Removing the Extras
Saturday, 09 November 2013 16:08

The Tartan 27 has been stripped of all of it's unnecessary junk.  Yes that is the Atomic 4 and head sitting on the ground.  The amount of grease and soot left behind from years with that engine running is disgusting.  I will never put another gasoline or diesel engine inside of AnnArkE again.  I was thinking of going with the electric conversion but the hazards still exist with 400 amps of power running through lines in the boat.  Also wet cell batteries can be wicked dangerous if exposed to salt water or my skin.  I am aiming the route of putting a custom ladder/outboard bracket on AnnArkE.  The four stroke Nissan/ Tohatsu 9.8 hp with a 4 blade prop should move her even in a head wind with no problem.  The engine is small enough it can be stowed inside of the boat when not being used.  The only thing that will go back into the boat will be a 12 gallon fuel tank, which will be made of modern composites with no fumes entering the cabin.

Last Updated on Saturday, 09 November 2013 16:31
The Electric Tartan 27
Saturday, 21 January 2012 22:45

Electric Tartan 27 SailboatThe Tartan 27 about to go Electric Propulsion

Last Updated on Sunday, 18 November 2012 10:12
Electric Sailboat Range
Sunday, 13 November 2011 07:39

Electric Sailboat MotorMy goal of converting my Tartan 27 in an electric powered sailboat is well on it's way.  Back in 1991, I bought my first large boat.  It was a 32 foot wooden Chris Craft.  With the smelly 327s burning gasoline faster than I could drink water was no problem when dock fuel prices floated around $1.30 a gallon.

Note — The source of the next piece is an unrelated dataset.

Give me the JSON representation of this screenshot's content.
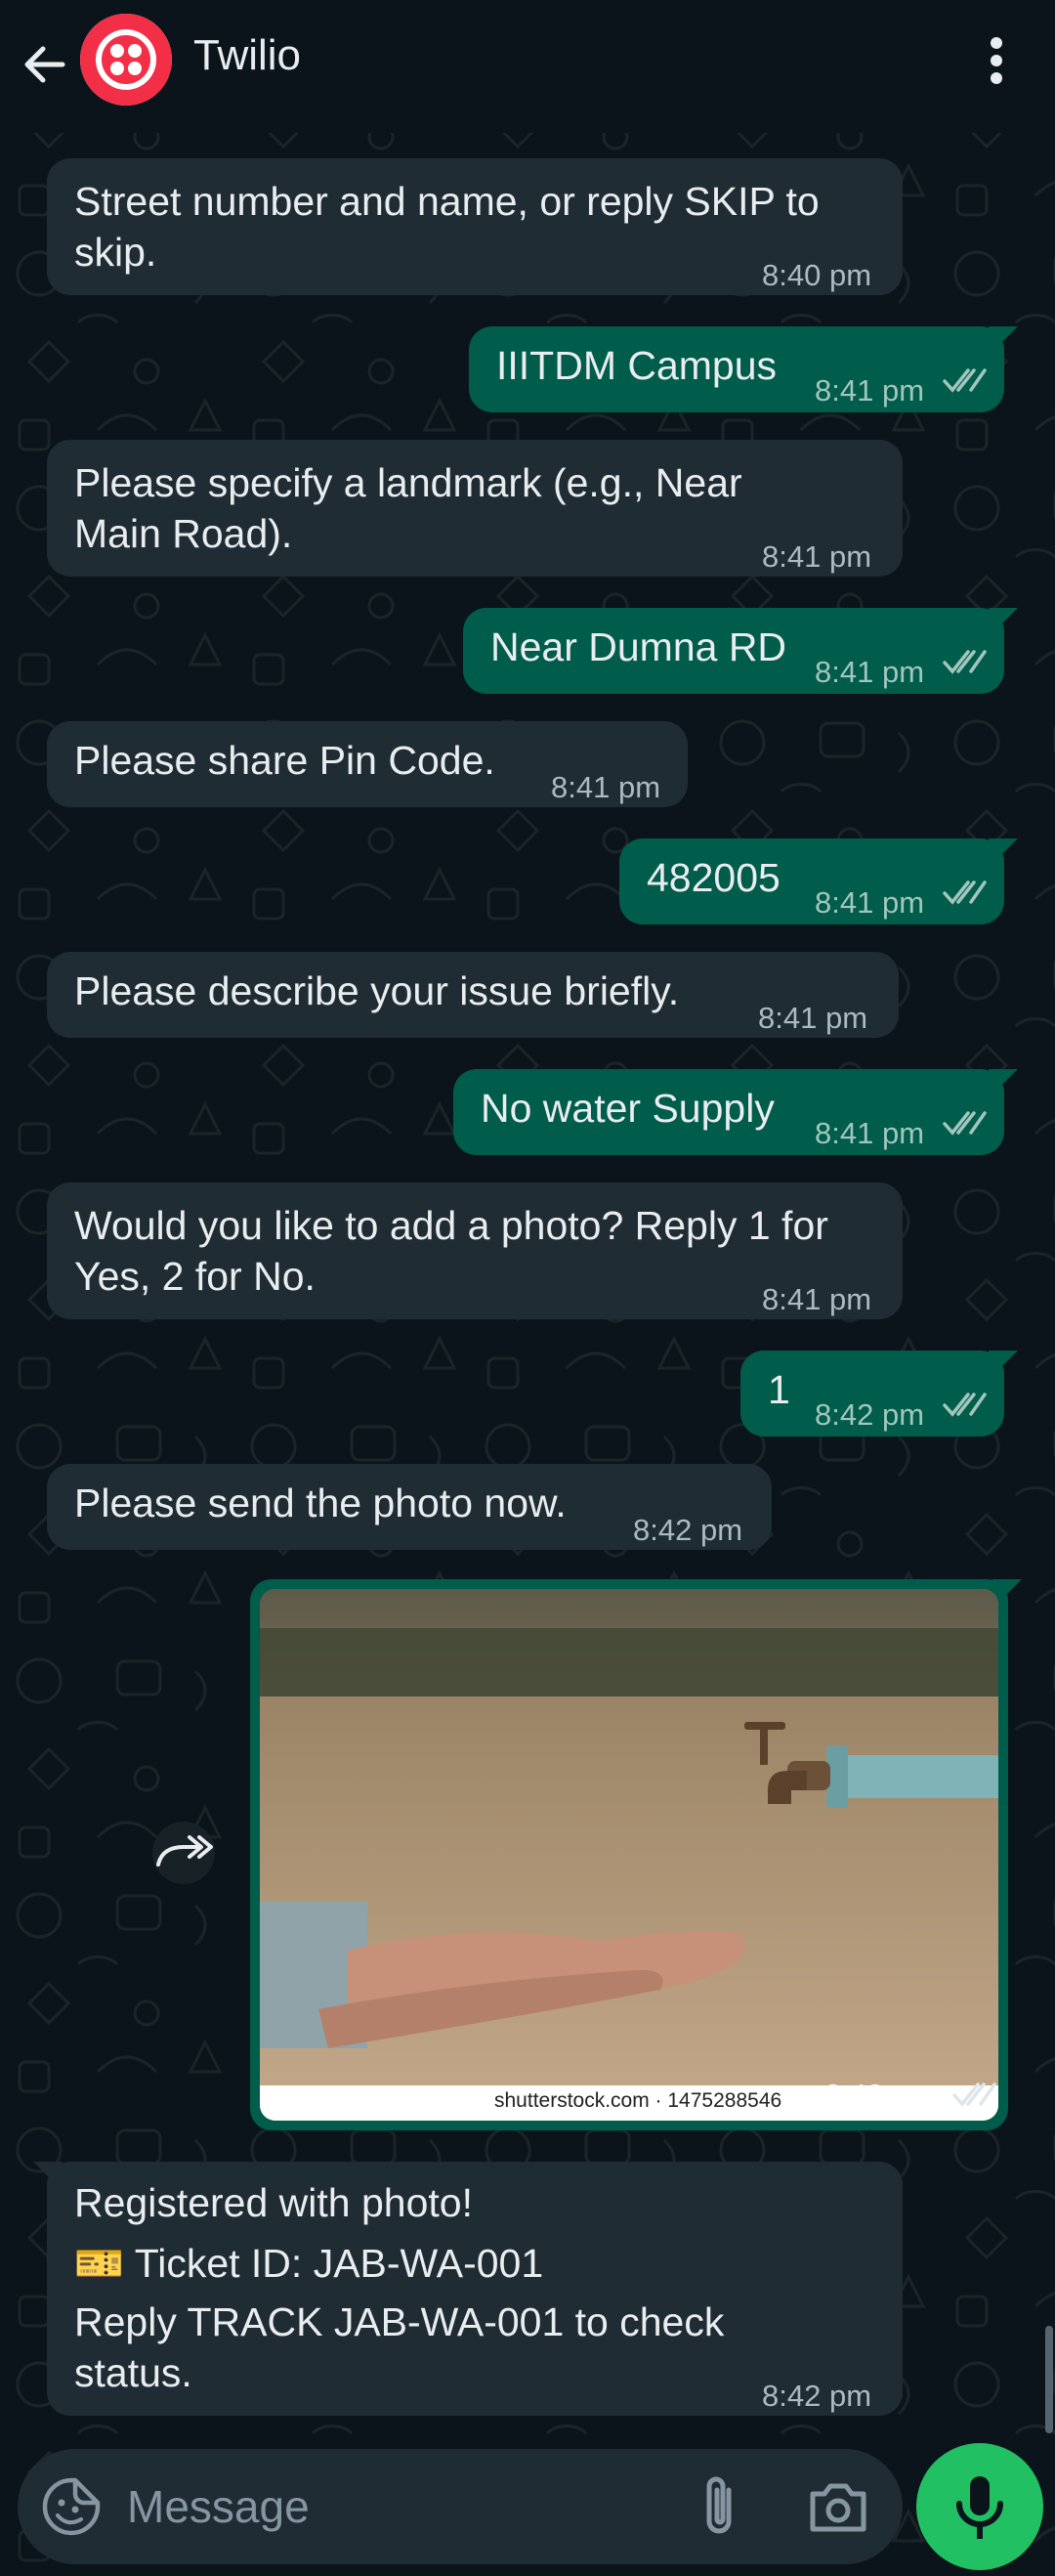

One day I decided I wanted to try the whole wind on the sails thing.  I still remember the day of feeling my small sailboat being pushed along on Lake Sacandaga by a breeze.  No noise, no smelly exhaust it was great until I had to fire up the 9hp 2 cycle outboard.  On my second trip out the pull starter cord broke and I had to sail back to the dock.  It was then I realized, and electric propulsion system might be more reliable.  So I took two 12 volt deep cycle batteries and bought a Minn Kota 65lb thrust trolling motor. I was surprised how nice it pushed that 21 foot day sailor off the dock and out so I could catch a beam wind.

Last Updated on Thursday, 29 March 2012 08:49